Task material:
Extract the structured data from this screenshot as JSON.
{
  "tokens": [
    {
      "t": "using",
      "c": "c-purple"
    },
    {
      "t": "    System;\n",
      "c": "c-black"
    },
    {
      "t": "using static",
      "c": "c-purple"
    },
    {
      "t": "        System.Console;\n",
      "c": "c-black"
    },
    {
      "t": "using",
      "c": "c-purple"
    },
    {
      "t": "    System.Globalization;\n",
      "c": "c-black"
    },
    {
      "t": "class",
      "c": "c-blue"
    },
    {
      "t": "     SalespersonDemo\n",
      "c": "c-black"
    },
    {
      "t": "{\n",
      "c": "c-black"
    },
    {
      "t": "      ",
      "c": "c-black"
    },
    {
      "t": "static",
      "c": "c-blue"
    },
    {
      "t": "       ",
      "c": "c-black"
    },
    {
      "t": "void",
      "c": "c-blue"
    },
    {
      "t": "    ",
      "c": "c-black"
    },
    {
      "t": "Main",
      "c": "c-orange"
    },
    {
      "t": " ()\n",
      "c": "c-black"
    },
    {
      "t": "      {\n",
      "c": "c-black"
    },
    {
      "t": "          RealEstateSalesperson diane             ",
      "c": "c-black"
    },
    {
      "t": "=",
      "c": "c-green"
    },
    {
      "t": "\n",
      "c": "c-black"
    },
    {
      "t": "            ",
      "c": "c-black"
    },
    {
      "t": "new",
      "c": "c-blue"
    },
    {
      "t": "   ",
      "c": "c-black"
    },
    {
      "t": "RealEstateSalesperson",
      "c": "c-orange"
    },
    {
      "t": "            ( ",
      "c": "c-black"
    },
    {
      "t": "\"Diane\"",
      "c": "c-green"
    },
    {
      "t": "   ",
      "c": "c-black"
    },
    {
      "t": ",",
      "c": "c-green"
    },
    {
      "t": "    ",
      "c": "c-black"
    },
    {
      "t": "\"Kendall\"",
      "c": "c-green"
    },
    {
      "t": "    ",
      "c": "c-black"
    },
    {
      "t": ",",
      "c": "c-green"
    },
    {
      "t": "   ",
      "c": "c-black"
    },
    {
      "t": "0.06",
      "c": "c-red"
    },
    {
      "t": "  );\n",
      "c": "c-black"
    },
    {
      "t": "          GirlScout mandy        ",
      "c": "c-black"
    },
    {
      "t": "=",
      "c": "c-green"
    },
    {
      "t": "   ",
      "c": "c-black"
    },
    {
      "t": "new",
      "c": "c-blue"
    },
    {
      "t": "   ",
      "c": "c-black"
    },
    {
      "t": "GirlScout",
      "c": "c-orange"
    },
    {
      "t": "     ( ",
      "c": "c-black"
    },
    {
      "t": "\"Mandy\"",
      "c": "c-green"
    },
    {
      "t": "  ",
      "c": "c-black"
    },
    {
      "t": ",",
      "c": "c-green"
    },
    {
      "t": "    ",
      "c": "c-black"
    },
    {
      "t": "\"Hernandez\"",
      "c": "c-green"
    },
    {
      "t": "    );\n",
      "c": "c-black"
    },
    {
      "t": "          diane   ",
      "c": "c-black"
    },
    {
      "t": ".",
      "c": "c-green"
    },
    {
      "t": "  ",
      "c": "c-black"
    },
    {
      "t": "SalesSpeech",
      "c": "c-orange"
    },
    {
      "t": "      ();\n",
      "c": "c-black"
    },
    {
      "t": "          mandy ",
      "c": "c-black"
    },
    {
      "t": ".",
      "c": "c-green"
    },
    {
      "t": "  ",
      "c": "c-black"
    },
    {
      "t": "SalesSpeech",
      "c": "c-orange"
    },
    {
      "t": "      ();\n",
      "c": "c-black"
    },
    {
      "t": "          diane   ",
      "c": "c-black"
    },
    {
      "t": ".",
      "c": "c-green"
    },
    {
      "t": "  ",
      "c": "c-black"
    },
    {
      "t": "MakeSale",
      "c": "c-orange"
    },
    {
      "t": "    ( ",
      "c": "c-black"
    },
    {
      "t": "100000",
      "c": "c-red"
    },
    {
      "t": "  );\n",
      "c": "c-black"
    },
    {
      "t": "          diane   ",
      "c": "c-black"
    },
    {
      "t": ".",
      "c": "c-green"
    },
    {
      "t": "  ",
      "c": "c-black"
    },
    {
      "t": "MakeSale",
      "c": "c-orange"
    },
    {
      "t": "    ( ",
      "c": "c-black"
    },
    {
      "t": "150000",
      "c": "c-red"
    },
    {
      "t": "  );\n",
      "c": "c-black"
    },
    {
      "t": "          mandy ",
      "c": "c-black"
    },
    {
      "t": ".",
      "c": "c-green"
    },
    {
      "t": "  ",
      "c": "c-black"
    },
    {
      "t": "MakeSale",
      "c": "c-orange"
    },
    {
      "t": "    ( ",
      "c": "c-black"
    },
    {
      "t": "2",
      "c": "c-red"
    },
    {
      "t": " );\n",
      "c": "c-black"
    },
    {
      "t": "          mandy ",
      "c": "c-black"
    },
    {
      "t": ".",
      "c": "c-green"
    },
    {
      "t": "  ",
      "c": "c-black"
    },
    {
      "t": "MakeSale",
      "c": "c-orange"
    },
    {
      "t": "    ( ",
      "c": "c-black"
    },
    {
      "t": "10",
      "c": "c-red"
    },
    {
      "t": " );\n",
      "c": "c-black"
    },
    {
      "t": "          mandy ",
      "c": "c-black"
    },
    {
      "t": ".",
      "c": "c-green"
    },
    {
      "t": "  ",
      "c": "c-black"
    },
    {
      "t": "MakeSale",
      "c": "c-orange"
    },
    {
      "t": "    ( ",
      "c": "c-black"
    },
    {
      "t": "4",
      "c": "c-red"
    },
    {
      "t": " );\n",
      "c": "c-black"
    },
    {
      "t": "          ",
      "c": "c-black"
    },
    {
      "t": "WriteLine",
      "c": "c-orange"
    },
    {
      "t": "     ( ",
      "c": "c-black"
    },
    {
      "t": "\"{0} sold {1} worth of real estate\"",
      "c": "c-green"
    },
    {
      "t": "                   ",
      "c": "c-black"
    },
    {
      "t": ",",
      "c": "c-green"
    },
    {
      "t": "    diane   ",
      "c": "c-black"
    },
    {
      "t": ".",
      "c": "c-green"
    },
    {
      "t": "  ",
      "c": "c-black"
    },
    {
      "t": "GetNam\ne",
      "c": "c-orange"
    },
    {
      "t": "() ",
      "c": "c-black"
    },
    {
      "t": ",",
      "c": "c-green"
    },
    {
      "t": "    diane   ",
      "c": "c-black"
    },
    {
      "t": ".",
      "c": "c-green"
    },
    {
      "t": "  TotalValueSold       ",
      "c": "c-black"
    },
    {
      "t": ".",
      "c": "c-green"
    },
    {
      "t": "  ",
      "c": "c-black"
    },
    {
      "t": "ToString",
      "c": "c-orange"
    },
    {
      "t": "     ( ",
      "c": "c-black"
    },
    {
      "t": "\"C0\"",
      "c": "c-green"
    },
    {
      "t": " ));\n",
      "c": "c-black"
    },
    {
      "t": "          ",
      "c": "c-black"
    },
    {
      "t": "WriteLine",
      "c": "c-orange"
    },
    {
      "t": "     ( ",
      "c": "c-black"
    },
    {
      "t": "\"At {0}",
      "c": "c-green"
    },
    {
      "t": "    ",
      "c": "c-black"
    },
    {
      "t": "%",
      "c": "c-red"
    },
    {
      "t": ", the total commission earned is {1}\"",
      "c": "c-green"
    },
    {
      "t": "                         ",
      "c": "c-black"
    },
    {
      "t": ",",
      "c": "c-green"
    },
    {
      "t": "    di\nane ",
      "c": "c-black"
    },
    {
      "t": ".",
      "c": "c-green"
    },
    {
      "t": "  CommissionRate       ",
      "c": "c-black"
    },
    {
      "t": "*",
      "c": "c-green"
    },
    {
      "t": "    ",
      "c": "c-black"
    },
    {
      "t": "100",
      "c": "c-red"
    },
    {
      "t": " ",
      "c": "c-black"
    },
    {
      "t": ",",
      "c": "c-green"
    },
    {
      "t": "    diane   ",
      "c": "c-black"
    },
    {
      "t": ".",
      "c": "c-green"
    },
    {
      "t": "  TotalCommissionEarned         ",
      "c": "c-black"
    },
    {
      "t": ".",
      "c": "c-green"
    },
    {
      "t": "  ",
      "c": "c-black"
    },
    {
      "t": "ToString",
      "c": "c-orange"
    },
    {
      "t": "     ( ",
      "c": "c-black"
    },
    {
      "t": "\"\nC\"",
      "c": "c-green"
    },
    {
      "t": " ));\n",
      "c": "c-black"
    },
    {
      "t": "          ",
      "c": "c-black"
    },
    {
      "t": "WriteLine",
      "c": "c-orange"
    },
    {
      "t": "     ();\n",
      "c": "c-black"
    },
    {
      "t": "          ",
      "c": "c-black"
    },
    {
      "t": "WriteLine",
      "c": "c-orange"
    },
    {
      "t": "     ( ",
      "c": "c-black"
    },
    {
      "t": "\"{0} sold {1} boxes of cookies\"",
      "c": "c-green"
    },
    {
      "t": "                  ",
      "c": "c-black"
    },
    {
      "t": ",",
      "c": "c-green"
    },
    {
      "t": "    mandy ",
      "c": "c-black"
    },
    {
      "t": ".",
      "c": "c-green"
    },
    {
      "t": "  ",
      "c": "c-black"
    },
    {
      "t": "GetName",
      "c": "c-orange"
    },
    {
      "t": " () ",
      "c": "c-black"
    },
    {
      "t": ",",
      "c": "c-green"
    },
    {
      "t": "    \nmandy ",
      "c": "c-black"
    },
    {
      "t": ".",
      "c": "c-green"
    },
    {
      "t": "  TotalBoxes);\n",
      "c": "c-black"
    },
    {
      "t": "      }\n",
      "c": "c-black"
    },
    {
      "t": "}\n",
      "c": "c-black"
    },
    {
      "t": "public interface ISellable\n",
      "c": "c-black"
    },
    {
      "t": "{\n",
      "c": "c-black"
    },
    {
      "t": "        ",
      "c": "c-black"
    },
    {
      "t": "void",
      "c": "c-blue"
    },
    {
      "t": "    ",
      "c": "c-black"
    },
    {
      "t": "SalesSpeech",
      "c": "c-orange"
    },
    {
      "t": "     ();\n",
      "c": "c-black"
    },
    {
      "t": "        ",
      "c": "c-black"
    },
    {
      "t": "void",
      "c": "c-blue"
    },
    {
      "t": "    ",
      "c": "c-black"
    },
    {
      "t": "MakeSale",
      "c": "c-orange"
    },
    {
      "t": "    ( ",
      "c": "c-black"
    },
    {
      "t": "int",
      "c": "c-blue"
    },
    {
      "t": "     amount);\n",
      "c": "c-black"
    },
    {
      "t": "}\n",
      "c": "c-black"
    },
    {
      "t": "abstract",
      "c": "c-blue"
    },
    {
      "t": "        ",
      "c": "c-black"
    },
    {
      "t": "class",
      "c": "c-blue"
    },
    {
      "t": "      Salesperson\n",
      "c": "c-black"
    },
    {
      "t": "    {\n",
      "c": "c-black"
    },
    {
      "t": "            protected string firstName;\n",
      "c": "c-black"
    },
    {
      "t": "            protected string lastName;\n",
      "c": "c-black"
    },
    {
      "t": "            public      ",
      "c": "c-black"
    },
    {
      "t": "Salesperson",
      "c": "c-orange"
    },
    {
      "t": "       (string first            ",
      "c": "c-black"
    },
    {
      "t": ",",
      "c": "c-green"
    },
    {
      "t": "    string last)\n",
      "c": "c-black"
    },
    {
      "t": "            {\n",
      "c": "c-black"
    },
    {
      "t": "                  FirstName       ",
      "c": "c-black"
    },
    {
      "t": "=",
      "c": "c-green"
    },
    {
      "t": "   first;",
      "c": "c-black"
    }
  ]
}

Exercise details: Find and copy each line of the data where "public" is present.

Exercise result:
      "t": "public interface ISellable\n",
      "t": "            public      ",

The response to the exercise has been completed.